East Anglia and Its Character

East Anglia is the furthest east you can go in England (the actual most easterly point is Lowestoft) and therefore, racially, the most English. This is also the closest to the Netherlands, whose Dutch and Frisian languages are linguistically the closest to English. Geographically, East Anglia consists of Norfolk, Suffolk, eastern Cambridgeshire as far as the eastern bank of the River Ouse, including Ely, and of the River Cam, and of a strip of North Essex near the Suffolk border some seven or so miles deep. The extent of the East Anglian domain could once be determined by the dialects of Norfolk and Suffolk, lapping over to eastern Cambridgeshire and North Essex, though these are less and less heard today. Where East Anglia ended in eastern Cambridgeshire, there began the East Mercian (East Midlands) accent and where East Anglian ended in North Essex there began the Essex accent, which is the same as the east London accent. What can we say of East Anglians, who are always so underestimated by foreigners, newcomers and upstarts, who understand little of our history and reality?

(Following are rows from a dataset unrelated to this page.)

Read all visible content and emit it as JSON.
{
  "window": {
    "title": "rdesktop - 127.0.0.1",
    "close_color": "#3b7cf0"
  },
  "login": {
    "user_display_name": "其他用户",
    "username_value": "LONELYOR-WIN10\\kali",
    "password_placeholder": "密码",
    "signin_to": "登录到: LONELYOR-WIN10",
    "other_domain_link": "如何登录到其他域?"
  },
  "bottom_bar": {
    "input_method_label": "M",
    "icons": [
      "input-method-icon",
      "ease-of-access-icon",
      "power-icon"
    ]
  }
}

The East Anglian character is outwardly modest and hidden, but inwardly we are sturdy, rugged and reliable. You do not mess with us, unless you are a foreign fool and you will always come off worse. We are also bluff, that is, good-naturedly frank, and our humour is very dry and wry. Here there is a similarity to our neighbours, the Dutch. Prone to invasions from Continental Europe just across the shared lake of the North Sea, we are suspicious and sceptical of others and always test them to see what they are made of. It is make or break time for them. We are practical and pragmatic, always concrete. However, there also exists among us a romantic lyricism. This can be seen by the fact that although the greatest English music in inspired in the west of England, the greatest English art is made in East Anglia. This is illustrated by the works of Gainsborough (1727-1788), Crome (1768-1821), Constable (1776-1837), Cotman (1782-1842), Munnings (1878-1959) and Seago (1910-1974). The huge skies, the rolling landscape and, above all, the characteristic light of East Anglia have here been fundamental.